What is required. Repeat exactly the lines beginning at the one that contains "Convert this screenshot" and running to the end of the material. Omit the pictures.

Task inputs.
Content starts
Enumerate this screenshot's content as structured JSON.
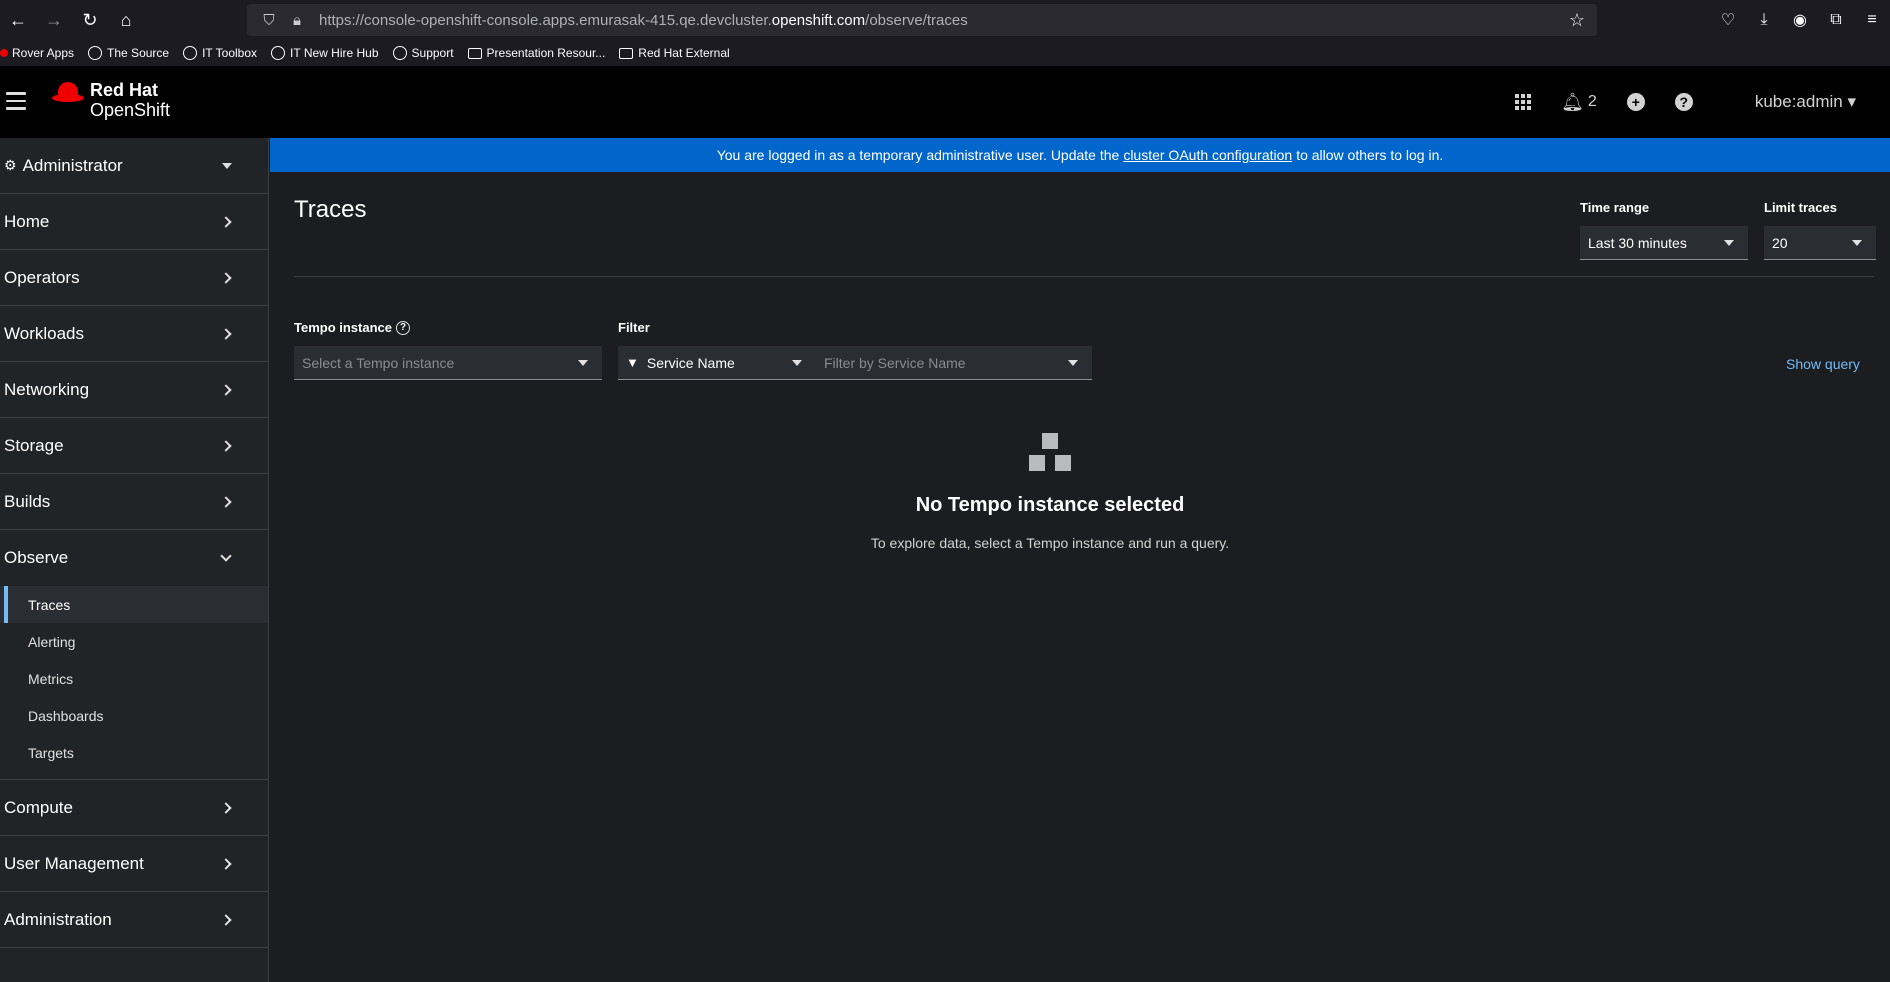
{
  "browser": {
    "url_prefix": "https://console-openshift-console.apps.emurasak-415.qe.devcluster.",
    "url_host": "openshift.com",
    "url_path": "/observe/traces"
  },
  "bookmarks": [
    {
      "label": "Rover Apps",
      "icon": "redhat"
    },
    {
      "label": "The Source",
      "icon": "globe"
    },
    {
      "label": "IT Toolbox",
      "icon": "globe"
    },
    {
      "label": "IT New Hire Hub",
      "icon": "globe"
    },
    {
      "label": "Support",
      "icon": "globe"
    },
    {
      "label": "Presentation Resour...",
      "icon": "folder"
    },
    {
      "label": "Red Hat External",
      "icon": "folder"
    }
  ],
  "masthead": {
    "logo_line1": "Red Hat",
    "logo_line2": "OpenShift",
    "notifications_count": "2",
    "user": "kube:admin"
  },
  "sidebar": {
    "perspective": "Administrator",
    "items": [
      {
        "label": "Home"
      },
      {
        "label": "Operators"
      },
      {
        "label": "Workloads"
      },
      {
        "label": "Networking"
      },
      {
        "label": "Storage"
      },
      {
        "label": "Builds"
      },
      {
        "label": "Observe"
      },
      {
        "label": "Compute"
      },
      {
        "label": "User Management"
      },
      {
        "label": "Administration"
      }
    ],
    "observe_sub": [
      {
        "label": "Traces"
      },
      {
        "label": "Alerting"
      },
      {
        "label": "Metrics"
      },
      {
        "label": "Dashboards"
      },
      {
        "label": "Targets"
      }
    ]
  },
  "banner": {
    "text_before": "You are logged in as a temporary administrative user. Update the",
    "link": "cluster OAuth configuration",
    "text_after": "to allow others to log in."
  },
  "page": {
    "title": "Traces",
    "time_range_label": "Time range",
    "time_range_value": "Last 30 minutes",
    "limit_label": "Limit traces",
    "limit_value": "20",
    "tempo_label": "Tempo instance",
    "tempo_placeholder": "Select a Tempo instance",
    "filter_label": "Filter",
    "filter_type": "Service Name",
    "filter_placeholder": "Filter by Service Name",
    "show_query": "Show query",
    "empty_title": "No Tempo instance selected",
    "empty_body": "To explore data, select a Tempo instance and run a query."
  }
}
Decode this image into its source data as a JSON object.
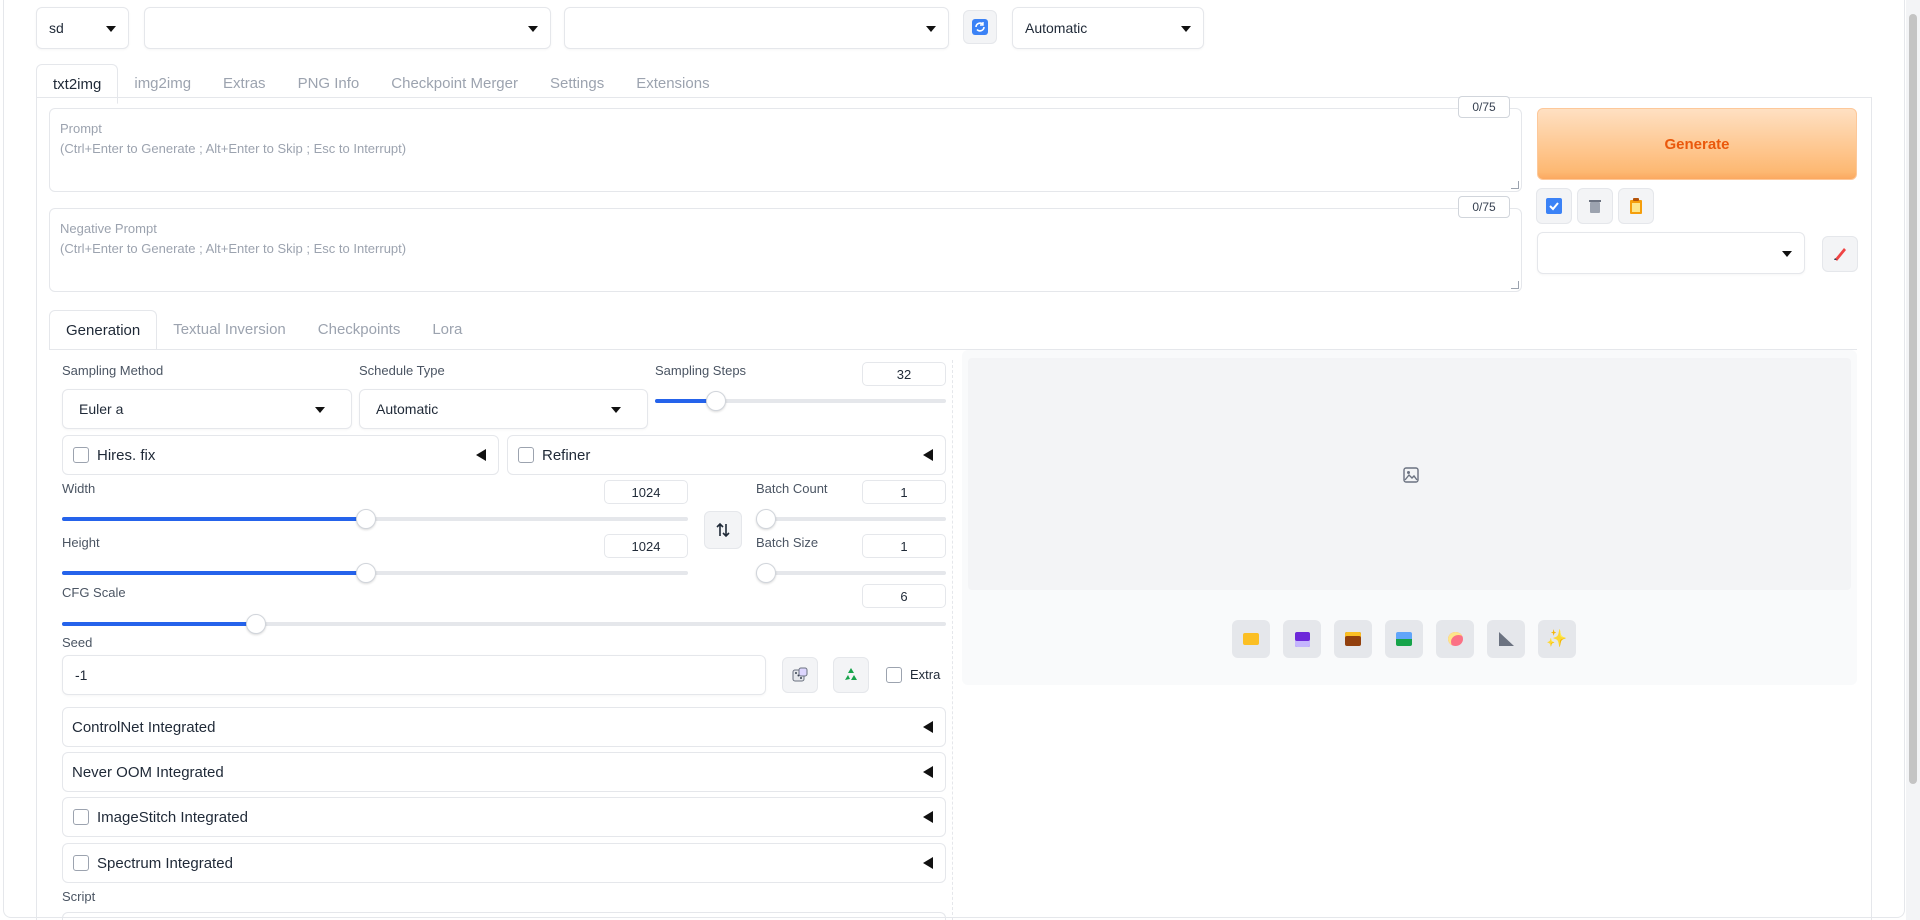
{
  "top": {
    "checkpoint_value": "sd",
    "vae_value": "",
    "textenc_value": "",
    "refresh_icon": "refresh-icon",
    "precision_value": "Automatic"
  },
  "tabs": [
    "txt2img",
    "img2img",
    "Extras",
    "PNG Info",
    "Checkpoint Merger",
    "Settings",
    "Extensions"
  ],
  "prompt": {
    "label": "Prompt",
    "placeholder": "(Ctrl+Enter to Generate ; Alt+Enter to Skip ; Esc to Interrupt)",
    "counter": "0/75"
  },
  "negative": {
    "label": "Negative Prompt",
    "placeholder": "(Ctrl+Enter to Generate ; Alt+Enter to Skip ; Esc to Interrupt)",
    "counter": "0/75"
  },
  "generate_label": "Generate",
  "style_value": "",
  "subtabs": [
    "Generation",
    "Textual Inversion",
    "Checkpoints",
    "Lora"
  ],
  "sampling": {
    "method_label": "Sampling Method",
    "method_value": "Euler a",
    "schedule_label": "Schedule Type",
    "schedule_value": "Automatic",
    "steps_label": "Sampling Steps",
    "steps_value": "32",
    "steps_fraction": 0.21
  },
  "hires_label": "Hires. fix",
  "refiner_label": "Refiner",
  "width": {
    "label": "Width",
    "value": "1024",
    "fraction": 0.485
  },
  "height": {
    "label": "Height",
    "value": "1024",
    "fraction": 0.485
  },
  "batch_count": {
    "label": "Batch Count",
    "value": "1",
    "fraction": 0.0
  },
  "batch_size": {
    "label": "Batch Size",
    "value": "1",
    "fraction": 0.0
  },
  "cfg": {
    "label": "CFG Scale",
    "value": "6",
    "fraction": 0.22
  },
  "seed": {
    "label": "Seed",
    "value": "-1",
    "extra_label": "Extra"
  },
  "accordions": [
    {
      "label": "ControlNet Integrated",
      "checkbox": false
    },
    {
      "label": "Never OOM Integrated",
      "checkbox": false
    },
    {
      "label": "ImageStitch Integrated",
      "checkbox": true
    },
    {
      "label": "Spectrum Integrated",
      "checkbox": true
    }
  ],
  "script_label": "Script",
  "colors": {
    "accent": "#2563eb",
    "generate": "#ea580c"
  }
}
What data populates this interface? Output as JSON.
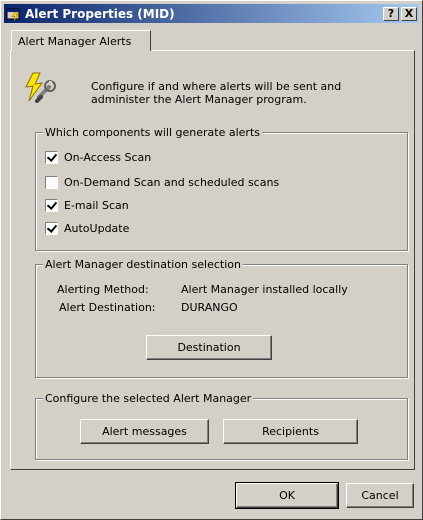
{
  "window": {
    "title": "Alert Properties (MID)",
    "help_label": "?",
    "close_label": "X"
  },
  "tab": {
    "label": "Alert Manager Alerts"
  },
  "intro": {
    "text": "Configure if and where alerts will be sent and administer the Alert Manager program."
  },
  "components_group": {
    "title": "Which components will generate alerts",
    "items": [
      {
        "label": "On-Access Scan",
        "checked": true
      },
      {
        "label": "On-Demand Scan and scheduled scans",
        "checked": false
      },
      {
        "label": "E-mail Scan",
        "checked": true
      },
      {
        "label": "AutoUpdate",
        "checked": true
      }
    ]
  },
  "destination_group": {
    "title": "Alert Manager destination selection",
    "method_label": "Alerting Method:",
    "method_value": "Alert Manager installed locally",
    "dest_label": "Alert Destination:",
    "dest_value": "DURANGO",
    "destination_button": "Destination"
  },
  "configure_group": {
    "title": "Configure the selected Alert Manager",
    "messages_button": "Alert messages",
    "recipients_button": "Recipients"
  },
  "footer": {
    "ok_label": "OK",
    "cancel_label": "Cancel"
  }
}
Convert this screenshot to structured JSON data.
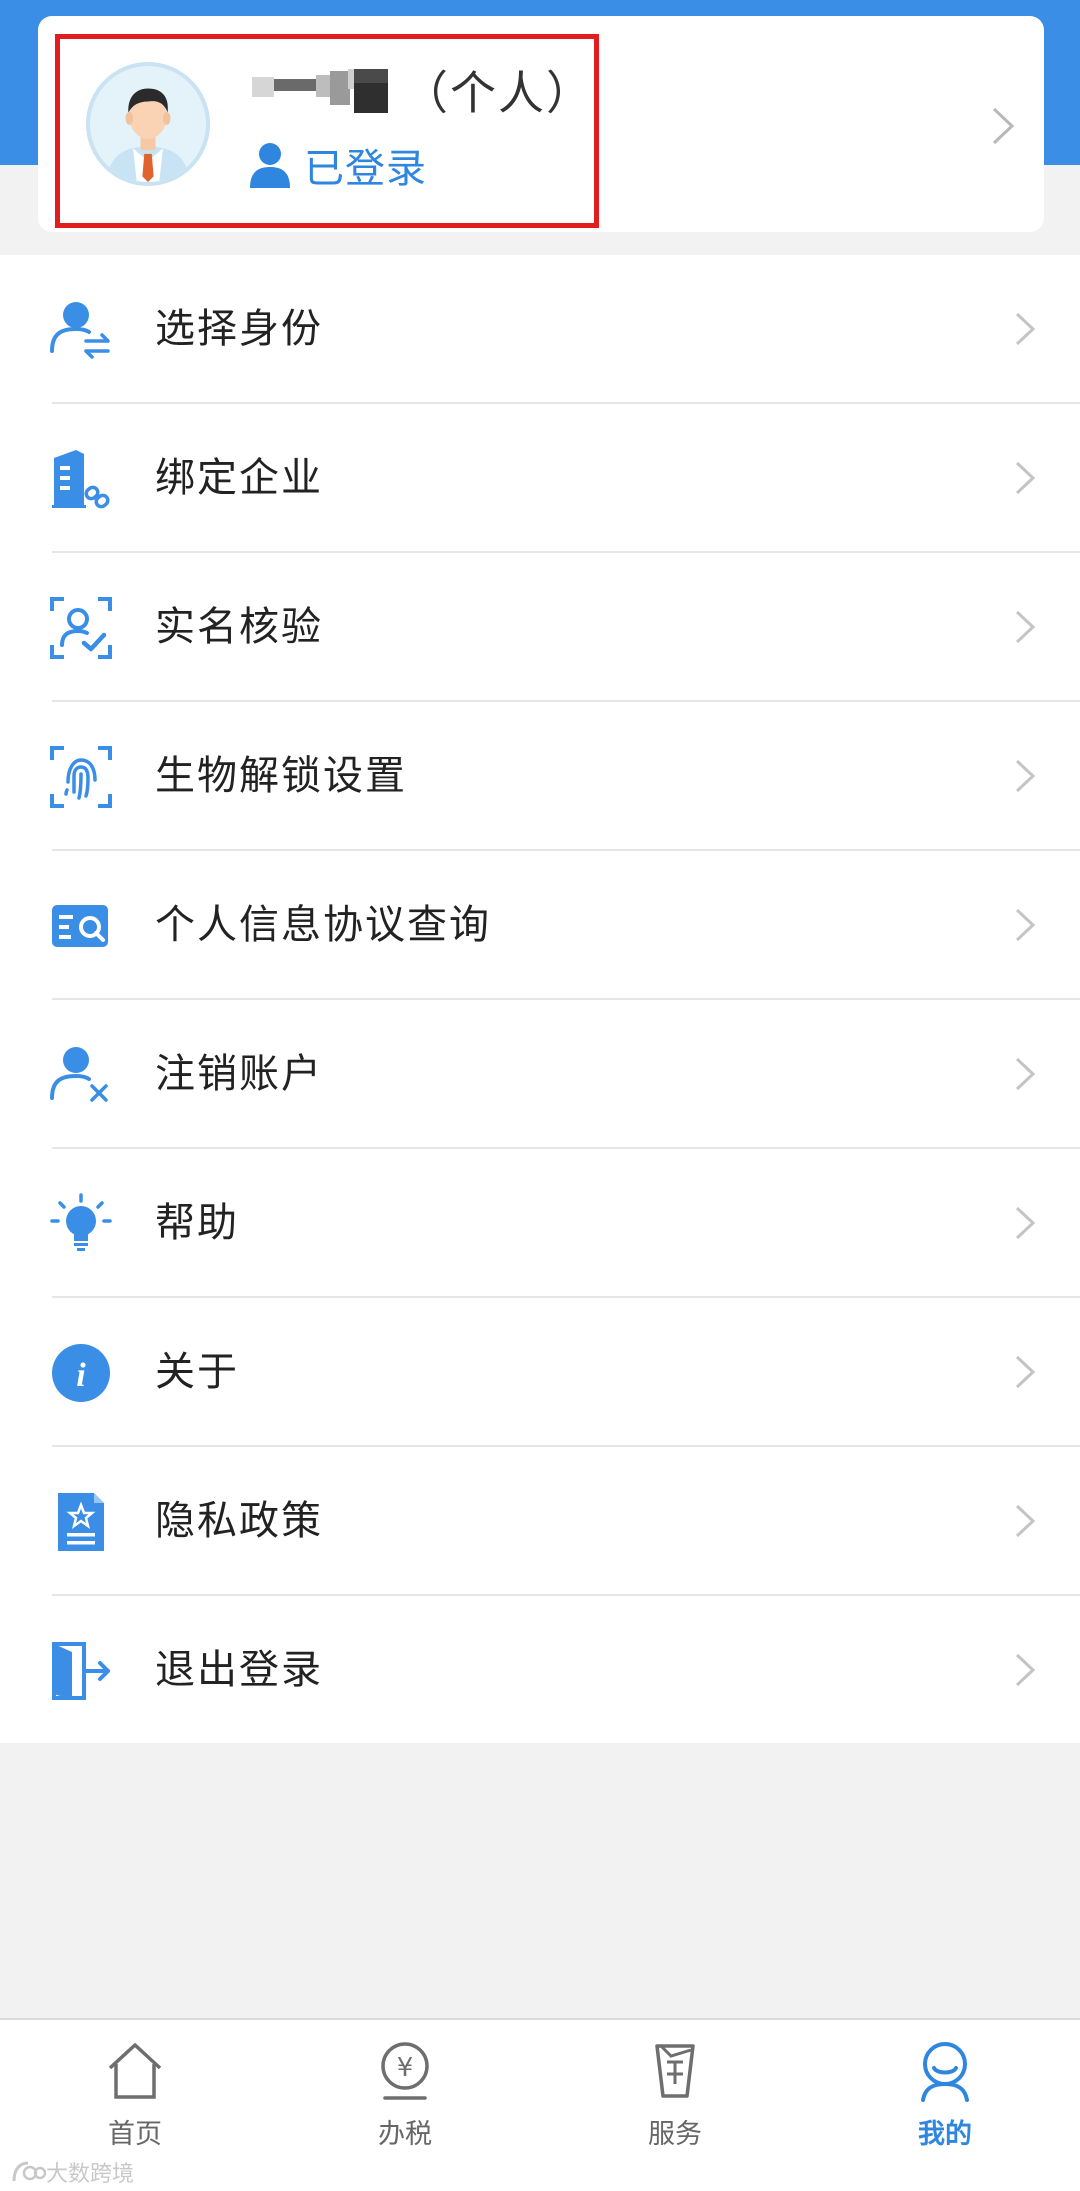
{
  "profile": {
    "name_suffix": "（个人）",
    "login_status": "已登录"
  },
  "menu": {
    "items": [
      {
        "label": "选择身份",
        "icon": "switch-identity-icon"
      },
      {
        "label": "绑定企业",
        "icon": "bind-enterprise-icon"
      },
      {
        "label": "实名核验",
        "icon": "face-verify-icon"
      },
      {
        "label": "生物解锁设置",
        "icon": "fingerprint-icon"
      },
      {
        "label": "个人信息协议查询",
        "icon": "agreement-search-icon"
      },
      {
        "label": "注销账户",
        "icon": "cancel-account-icon"
      },
      {
        "label": "帮助",
        "icon": "lightbulb-icon"
      },
      {
        "label": "关于",
        "icon": "info-icon"
      },
      {
        "label": "隐私政策",
        "icon": "privacy-document-icon"
      },
      {
        "label": "退出登录",
        "icon": "logout-icon"
      }
    ]
  },
  "bottom_nav": {
    "items": [
      {
        "label": "首页",
        "icon": "home-icon"
      },
      {
        "label": "办税",
        "icon": "tax-icon"
      },
      {
        "label": "服务",
        "icon": "service-icon"
      },
      {
        "label": "我的",
        "icon": "profile-icon",
        "active": true
      }
    ]
  },
  "watermark": {
    "text": "大数跨境"
  },
  "colors": {
    "brand_blue": "#3a8ee6",
    "link_blue": "#2e86de",
    "highlight_red": "#e21d1d"
  }
}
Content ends
Solution for this task.
Convert this screenshot to structured JSON data.
{
  "profile": {
    "name_suffix": "（个人）",
    "login_status": "已登录"
  },
  "menu": {
    "items": [
      {
        "label": "选择身份",
        "icon": "switch-identity-icon"
      },
      {
        "label": "绑定企业",
        "icon": "bind-enterprise-icon"
      },
      {
        "label": "实名核验",
        "icon": "face-verify-icon"
      },
      {
        "label": "生物解锁设置",
        "icon": "fingerprint-icon"
      },
      {
        "label": "个人信息协议查询",
        "icon": "agreement-search-icon"
      },
      {
        "label": "注销账户",
        "icon": "cancel-account-icon"
      },
      {
        "label": "帮助",
        "icon": "lightbulb-icon"
      },
      {
        "label": "关于",
        "icon": "info-icon"
      },
      {
        "label": "隐私政策",
        "icon": "privacy-document-icon"
      },
      {
        "label": "退出登录",
        "icon": "logout-icon"
      }
    ]
  },
  "bottom_nav": {
    "items": [
      {
        "label": "首页",
        "icon": "home-icon"
      },
      {
        "label": "办税",
        "icon": "tax-icon"
      },
      {
        "label": "服务",
        "icon": "service-icon"
      },
      {
        "label": "我的",
        "icon": "profile-icon",
        "active": true
      }
    ]
  },
  "watermark": {
    "text": "大数跨境"
  },
  "colors": {
    "brand_blue": "#3a8ee6",
    "link_blue": "#2e86de",
    "highlight_red": "#e21d1d"
  }
}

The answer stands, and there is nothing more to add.